Ashiq, photo essay by Sajjad Ebrahimi
Ashiqs were artists who had been writing poetry, creating stories since a long time ago and somehow were their tribe’s people’s tongue.
Gopuz (Ashiqs musical instrument) was the inseparable Ashiqi particle in their poetry and stories.
Following all the description about Ashiqi music that I previously had in mind, when I found the Ashiqi masters confined at home, lonesome in the corners of cafés; my whole idea about this genre of music changed.
The masters’ constant complaints about the current situation foreshadowed the changes in the forms and contents of the Ashiqi art.
Gopuz solo performing in another instruments’ styles, Ashiqs unwillingness to wear their special outfits, the division between the singer and the musician, the young Ashiqs accompanying other artists in wedding ceremonies and singing the same old hymns of the famous Ashiqs, the fading aspect of storytelling in their songs and debate between the Ashiqs, the folklore music’s rising popularity amongst people; are some of the many factors that has made the Ashiqi masters go critical about the recession of the Ashiqi music.

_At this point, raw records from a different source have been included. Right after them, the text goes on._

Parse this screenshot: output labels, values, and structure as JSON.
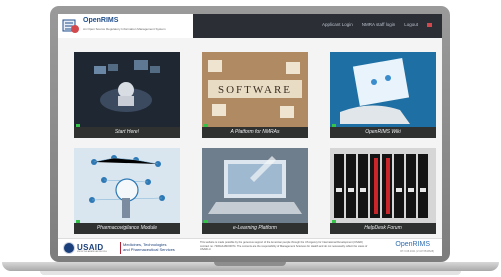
{
  "header": {
    "app_name": "OpenRIMS",
    "app_subtitle": "An Open Source Regulatory Information Management System",
    "nav": [
      "Applicant Login",
      "NMRA staff login",
      "Logout"
    ]
  },
  "tiles": [
    {
      "label": "Start Here!"
    },
    {
      "label": "A Platform for NMRAs",
      "image_text": "SOFTWARE"
    },
    {
      "label": "OpenRIMS Wiki"
    },
    {
      "label": "Pharmacovigilance Module"
    },
    {
      "label": "e-Learning Platform"
    },
    {
      "label": "HelpDesk Forum"
    }
  ],
  "footer": {
    "usaid": "USAID",
    "usaid_sub": "FROM THE AMERICAN PEOPLE",
    "mtaps_line1": "Medicines, Technologies",
    "mtaps_line2": "and Pharmaceutical Services",
    "disclaimer": "This website is made possible by the generous support of the American people through the US Agency for International Development (USAID) contract no. 7200AA18C00074. The contents are the responsibility of Management Sciences for Health and do not necessarily reflect the views of USAID or",
    "logo": "OpenRIMS",
    "version": "RT-V.08.2021 (V-1073543628)"
  },
  "colors": {
    "header_bg": "#2b2e35",
    "brand_blue": "#1f4e8c",
    "status_green": "#36c34a",
    "usaid_red": "#b22234"
  }
}
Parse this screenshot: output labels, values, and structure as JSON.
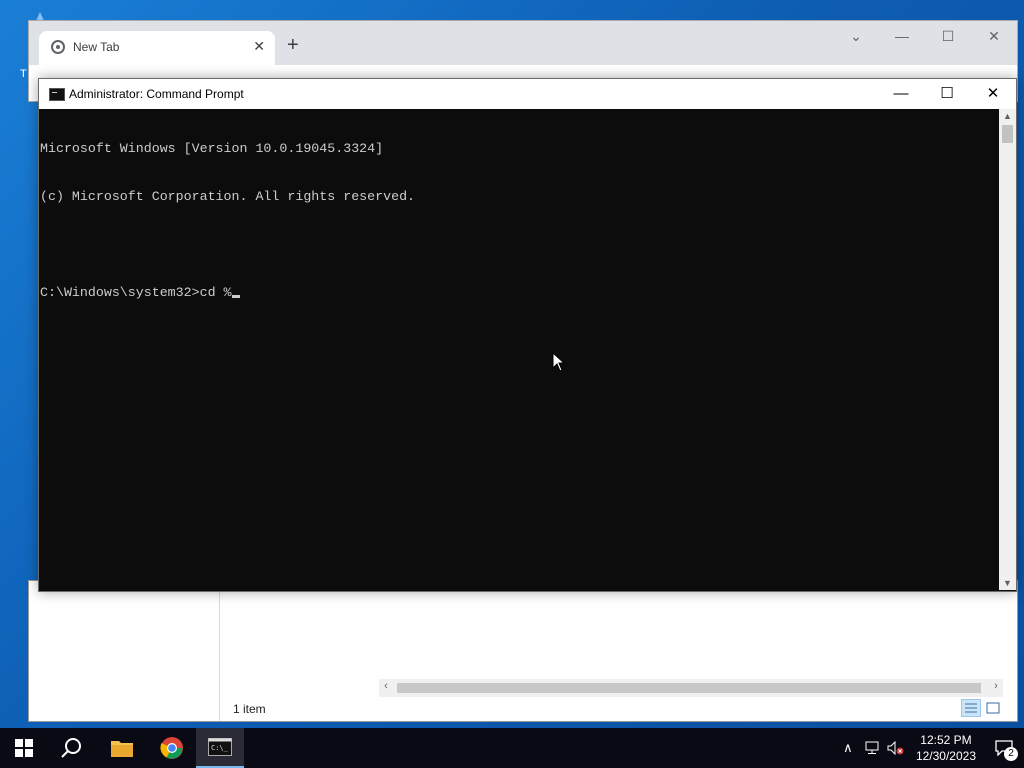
{
  "desktop": {
    "icon_label": "T"
  },
  "explorer": {
    "status_text": "1 item"
  },
  "chrome": {
    "tab_title": "New Tab",
    "tab_close": "✕",
    "new_tab": "+",
    "ctrl_dropdown": "⌄",
    "ctrl_minimize": "—",
    "ctrl_maximize": "☐",
    "ctrl_close": "✕"
  },
  "cmd": {
    "title": "Administrator: Command Prompt",
    "ctrl_minimize": "—",
    "ctrl_maximize": "☐",
    "ctrl_close": "✕",
    "lines": [
      "Microsoft Windows [Version 10.0.19045.3324]",
      "(c) Microsoft Corporation. All rights reserved.",
      "",
      "C:\\Windows\\system32>cd %"
    ]
  },
  "taskbar": {
    "clock_time": "12:52 PM",
    "clock_date": "12/30/2023",
    "notification_count": "2",
    "tray_chevron": "∧"
  },
  "colors": {
    "console_bg": "#0c0c0c",
    "console_fg": "#cccccc",
    "taskbar_bg": "#0a0a14",
    "accent": "#76b9ed"
  }
}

Whereas the Ashiqi literature – with its poetry, stories and music – is one of the most defining pillars of Azerbaijan’s folklore literature.
(by Sajjad Ebrahimi)